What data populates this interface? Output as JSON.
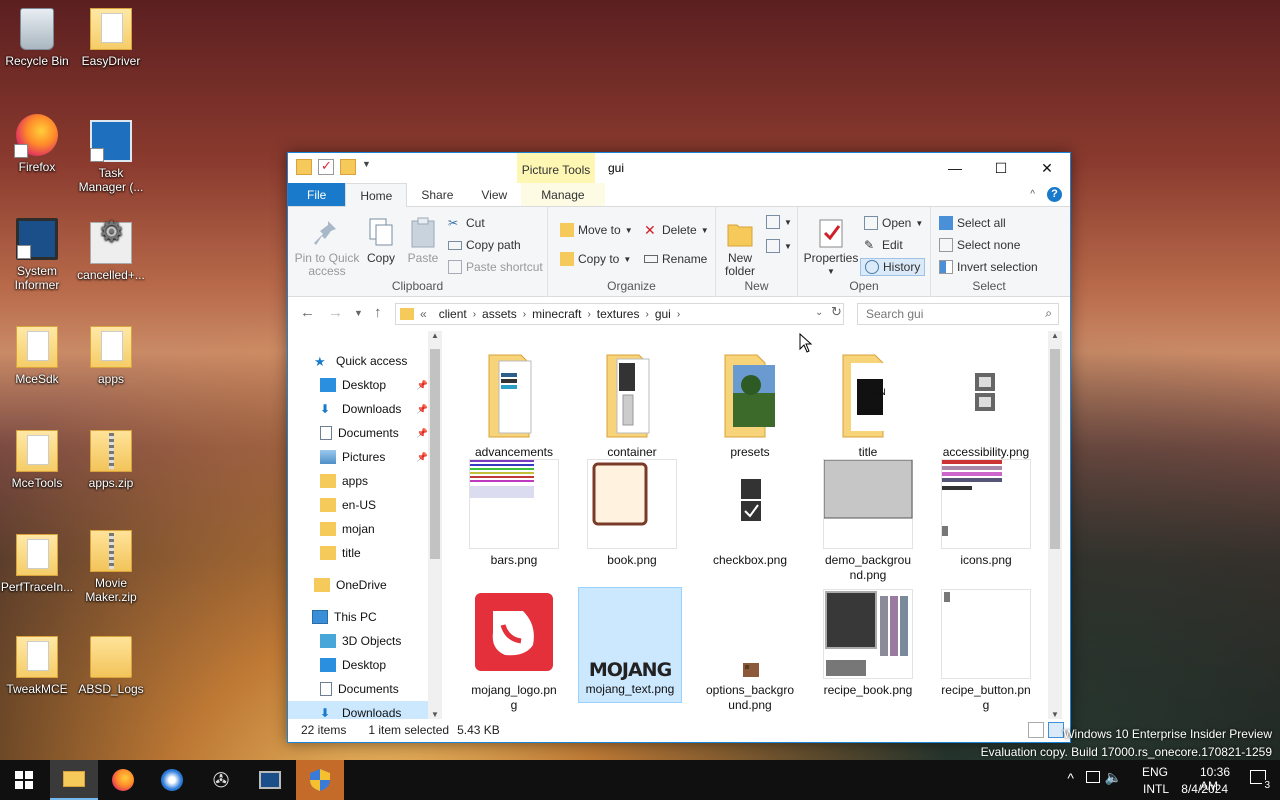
{
  "desktop": {
    "icons": [
      {
        "label": "Recycle Bin"
      },
      {
        "label": "EasyDriver"
      },
      {
        "label": "Firefox"
      },
      {
        "label": "Task Manager (..."
      },
      {
        "label": "System Informer"
      },
      {
        "label": "cancelled+..."
      },
      {
        "label": "MceSdk"
      },
      {
        "label": "apps"
      },
      {
        "label": "MceTools"
      },
      {
        "label": "apps.zip"
      },
      {
        "label": "PerfTraceIn..."
      },
      {
        "label": "Movie Maker.zip"
      },
      {
        "label": "TweakMCE"
      },
      {
        "label": "ABSD_Logs"
      }
    ]
  },
  "window": {
    "title": "gui",
    "contextual_tab": "Picture Tools",
    "tabs": {
      "file": "File",
      "home": "Home",
      "share": "Share",
      "view": "View",
      "manage": "Manage"
    },
    "ribbon": {
      "clipboard": {
        "label": "Clipboard",
        "pin": "Pin to Quick access",
        "copy": "Copy",
        "paste": "Paste",
        "cut": "Cut",
        "copy_path": "Copy path",
        "paste_shortcut": "Paste shortcut"
      },
      "organize": {
        "label": "Organize",
        "move_to": "Move to",
        "copy_to": "Copy to",
        "delete": "Delete",
        "rename": "Rename"
      },
      "new": {
        "label": "New",
        "new_folder": "New folder"
      },
      "open": {
        "label": "Open",
        "properties": "Properties",
        "open": "Open",
        "edit": "Edit",
        "history": "History"
      },
      "select": {
        "label": "Select",
        "select_all": "Select all",
        "select_none": "Select none",
        "invert": "Invert selection"
      }
    },
    "address": {
      "prefix": "«",
      "crumbs": [
        "client",
        "assets",
        "minecraft",
        "textures",
        "gui"
      ]
    },
    "search_placeholder": "Search gui",
    "nav": {
      "quick_access": "Quick access",
      "items": [
        "Desktop",
        "Downloads",
        "Documents",
        "Pictures",
        "apps",
        "en-US",
        "mojan",
        "title"
      ],
      "onedrive": "OneDrive",
      "this_pc": "This PC",
      "pc_items": [
        "3D Objects",
        "Desktop",
        "Documents",
        "Downloads"
      ]
    },
    "files": [
      {
        "name": "advancements"
      },
      {
        "name": "container"
      },
      {
        "name": "presets"
      },
      {
        "name": "title"
      },
      {
        "name": "accessibility.png"
      },
      {
        "name": "bars.png"
      },
      {
        "name": "book.png"
      },
      {
        "name": "checkbox.png"
      },
      {
        "name": "demo_backgrou\nnd.png"
      },
      {
        "name": "icons.png"
      },
      {
        "name": "mojang_logo.pn\ng"
      },
      {
        "name": "mojang_text.png",
        "thumb_text": "MOJANG"
      },
      {
        "name": "options_backgro\nund.png"
      },
      {
        "name": "recipe_book.png"
      },
      {
        "name": "recipe_button.pn\ng"
      }
    ],
    "status": {
      "items": "22 items",
      "selected": "1 item selected",
      "size": "5.43 KB"
    }
  },
  "watermark": {
    "line1": "Windows 10 Enterprise Insider Preview",
    "line2": "Evaluation copy. Build 17000.rs_onecore.170821-1259"
  },
  "tray": {
    "lang1": "ENG",
    "lang2": "INTL",
    "time": "10:36 AM",
    "date": "8/4/2024",
    "notifications": "3"
  },
  "colors": {
    "accent": "#1979ca",
    "selection": "#cce8ff",
    "mojang_red": "#e3303a"
  }
}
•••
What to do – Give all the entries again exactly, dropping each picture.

Response –
What data populates this interface? Output as JSON.
{
  "desktop": {
    "icons": [
      {
        "label": "Recycle Bin"
      },
      {
        "label": "EasyDriver"
      },
      {
        "label": "Firefox"
      },
      {
        "label": "Task Manager (..."
      },
      {
        "label": "System Informer"
      },
      {
        "label": "cancelled+..."
      },
      {
        "label": "MceSdk"
      },
      {
        "label": "apps"
      },
      {
        "label": "MceTools"
      },
      {
        "label": "apps.zip"
      },
      {
        "label": "PerfTraceIn..."
      },
      {
        "label": "Movie Maker.zip"
      },
      {
        "label": "TweakMCE"
      },
      {
        "label": "ABSD_Logs"
      }
    ]
  },
  "window": {
    "title": "gui",
    "contextual_tab": "Picture Tools",
    "tabs": {
      "file": "File",
      "home": "Home",
      "share": "Share",
      "view": "View",
      "manage": "Manage"
    },
    "ribbon": {
      "clipboard": {
        "label": "Clipboard",
        "pin": "Pin to Quick access",
        "copy": "Copy",
        "paste": "Paste",
        "cut": "Cut",
        "copy_path": "Copy path",
        "paste_shortcut": "Paste shortcut"
      },
      "organize": {
        "label": "Organize",
        "move_to": "Move to",
        "copy_to": "Copy to",
        "delete": "Delete",
        "rename": "Rename"
      },
      "new": {
        "label": "New",
        "new_folder": "New folder"
      },
      "open": {
        "label": "Open",
        "properties": "Properties",
        "open": "Open",
        "edit": "Edit",
        "history": "History"
      },
      "select": {
        "label": "Select",
        "select_all": "Select all",
        "select_none": "Select none",
        "invert": "Invert selection"
      }
    },
    "address": {
      "prefix": "«",
      "crumbs": [
        "client",
        "assets",
        "minecraft",
        "textures",
        "gui"
      ]
    },
    "search_placeholder": "Search gui",
    "nav": {
      "quick_access": "Quick access",
      "items": [
        "Desktop",
        "Downloads",
        "Documents",
        "Pictures",
        "apps",
        "en-US",
        "mojan",
        "title"
      ],
      "onedrive": "OneDrive",
      "this_pc": "This PC",
      "pc_items": [
        "3D Objects",
        "Desktop",
        "Documents",
        "Downloads"
      ]
    },
    "files": [
      {
        "name": "advancements"
      },
      {
        "name": "container"
      },
      {
        "name": "presets"
      },
      {
        "name": "title"
      },
      {
        "name": "accessibility.png"
      },
      {
        "name": "bars.png"
      },
      {
        "name": "book.png"
      },
      {
        "name": "checkbox.png"
      },
      {
        "name": "demo_backgrou\nnd.png"
      },
      {
        "name": "icons.png"
      },
      {
        "name": "mojang_logo.pn\ng"
      },
      {
        "name": "mojang_text.png",
        "thumb_text": "MOJANG"
      },
      {
        "name": "options_backgro\nund.png"
      },
      {
        "name": "recipe_book.png"
      },
      {
        "name": "recipe_button.pn\ng"
      }
    ],
    "status": {
      "items": "22 items",
      "selected": "1 item selected",
      "size": "5.43 KB"
    }
  },
  "watermark": {
    "line1": "Windows 10 Enterprise Insider Preview",
    "line2": "Evaluation copy. Build 17000.rs_onecore.170821-1259"
  },
  "tray": {
    "lang1": "ENG",
    "lang2": "INTL",
    "time": "10:36 AM",
    "date": "8/4/2024",
    "notifications": "3"
  },
  "colors": {
    "accent": "#1979ca",
    "selection": "#cce8ff",
    "mojang_red": "#e3303a"
  }
}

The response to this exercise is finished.